Over the last few weeks I've been busy talking to clients about my recent research on Social Intelligence - the strategy of using social media data to drive actionable marketing and business insight. It seems that this topic sparked a lot of interest with most marketers and Customer Intelligence professionals out there because, and I'll put this relatively lightly, managing the rapidly expanding vastness of social media data is an overwhelming challenge.
Many marketers I've talked to share the similar pain of trying to "keep up" with so much online conversation, but there's also a crowd that's starting to use all of this conversation to generate rich insights around their customers and brands. But how? Social media can generate a lot of action, both reactive and proactive - it's all in how you look at it and the goals and strategy you create.
This morning at 11am Eastern, I'm leading a teleconference on this subject titled "Driving Customer Insight With Social Media Data" during which I'll talk about the challenges, risks, and (more importantly) opportunities found within social media data. I'll highlight the many different potential uses for social media data and talk about some of the vendors that make this all possible. The teleconference is for Forrester clients only, but after it's finished I'd like to use the comments section here to keep the discussion going and open it up to the public. I hope you can join me for the call, but if not - please join the discussion back here afterwards.
Social media has forced companies into reactive mode. Brands want to know "who's saying something bad about me and how do I track the negative fall-out". But the real power of social media is that your customers voluntarily share a wealth of data that can drive improvements to your business strategy. Right now, your customers, without any prompting, openly share information that would have taken months of surveys - and lots of money - to collect. As social data continues to pile up, it's time to start taking these online conversations seriously and use them to inform your customer intelligence.
The concept of monitoring social media might sound obvious, because most data-hungry marketers understand the value of their customers' social data. But based on my research, even though most marketers may collect this data, far fewer actually use it to inform an enterprise-view of their customers. As any analytical mind knows: collecting data is only the first step.
Over the last few months I've talked to dozens of marketers about how they manage data generated from online discussion - the best practices they use, the pitfalls they've encountered, and the very cool applications they have for using social media data. In my latest research, Defining Social Intelligence (client access), I outline the process and use cases for harnessing social media data to inform your business strategy - a process we call "Social Intelligence".
Last month we published our research on Influence Measurement – a dive into consumers' influence over brands and the benefits it provides marketers who can identify a customer's relative influence. This research outlines a framework by which to measure an individual's influence and get the most out of the metrics you collect.
Now we've published our follow up, "Overcoming The Challenges Of Measuring Influence”. This research addresses some of the difficulties that influence measurement faces, such as the lack of accessible data and the amount of manual work required to compile the metrics. We've found that there are a number of problems, but it's still worth the effort. Sure ideal influence measurement requires access to things like number of Facebook friends, trust between connections, relevance of shared content, and offline sharing behavior – but there’s plenty of data readily available that Customer Intelligence professionals can use.
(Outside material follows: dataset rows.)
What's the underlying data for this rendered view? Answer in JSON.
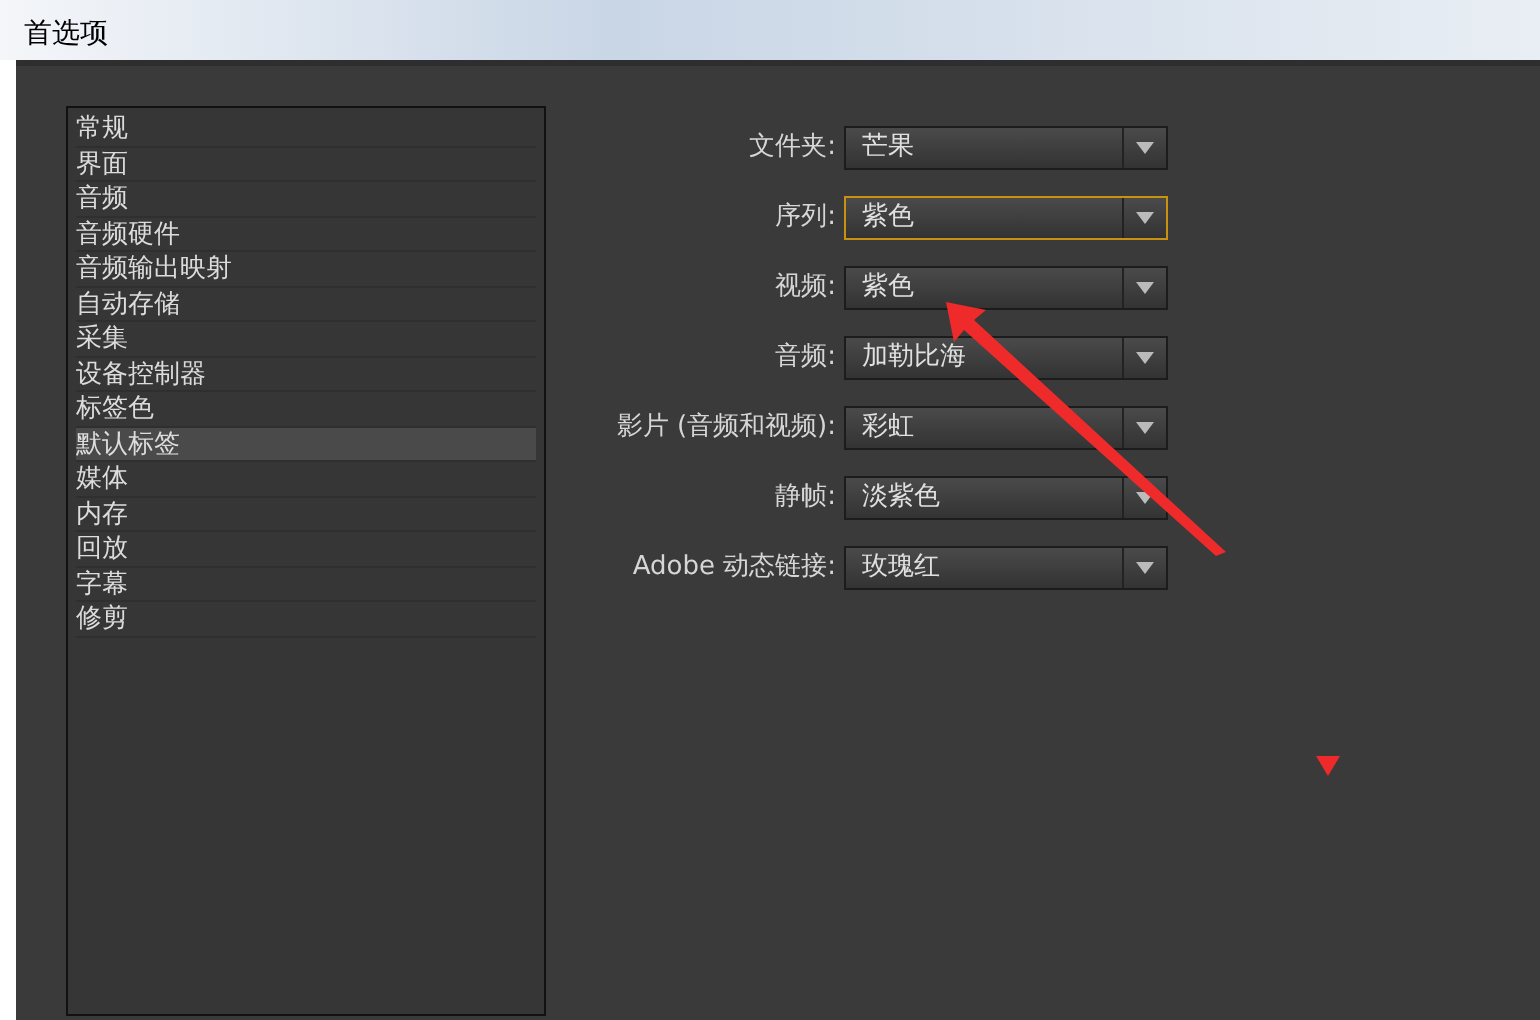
{
  "window": {
    "title": "首选项"
  },
  "sidebar": {
    "items": [
      {
        "label": "常规",
        "selected": false
      },
      {
        "label": "界面",
        "selected": false
      },
      {
        "label": "音频",
        "selected": false
      },
      {
        "label": "音频硬件",
        "selected": false
      },
      {
        "label": "音频输出映射",
        "selected": false
      },
      {
        "label": "自动存储",
        "selected": false
      },
      {
        "label": "采集",
        "selected": false
      },
      {
        "label": "设备控制器",
        "selected": false
      },
      {
        "label": "标签色",
        "selected": false
      },
      {
        "label": "默认标签",
        "selected": true
      },
      {
        "label": "媒体",
        "selected": false
      },
      {
        "label": "内存",
        "selected": false
      },
      {
        "label": "回放",
        "selected": false
      },
      {
        "label": "字幕",
        "selected": false
      },
      {
        "label": "修剪",
        "selected": false
      }
    ]
  },
  "fields": [
    {
      "label": "文件夹:",
      "value": "芒果",
      "focused": false
    },
    {
      "label": "序列:",
      "value": "紫色",
      "focused": true
    },
    {
      "label": "视频:",
      "value": "紫色",
      "focused": false
    },
    {
      "label": "音频:",
      "value": "加勒比海",
      "focused": false
    },
    {
      "label": "影片 (音频和视频):",
      "value": "彩虹",
      "focused": false
    },
    {
      "label": "静帧:",
      "value": "淡紫色",
      "focused": false
    },
    {
      "label": "Adobe 动态链接:",
      "value": "玫瑰红",
      "focused": false
    }
  ]
}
Right now most influence measurement will benefit from outside help, either from a listening platform or agency, but even these options face data restrictions and remain far from perfect. Check out the report for a full dive into influence measurement – and tips to help navigate around the challenges.
Less than a year ago we published the Listening Platform Landscape report, laying out the evolution of social media monitoring. That research continues to drive many client inquiries today, but in the months since it published a very unsurprising thing happened: the landscape continued to grow up.
Since the last report published a lot has happened. There are dozens of new players in the space – from simple brand monitoring dashboards to large listening platforms - new startups to technology behemoths. We've seen consolidation, acquisition, and expansion. The vendors we covered a year ago now offer more advanced tools and features and as a result marketers too have evolved, finding new ways to use the social media data these platforms collect. Further, we're watching new tools emerge – collecting and analyzing social data and pushing the boundaries of what we’d call a listening platform.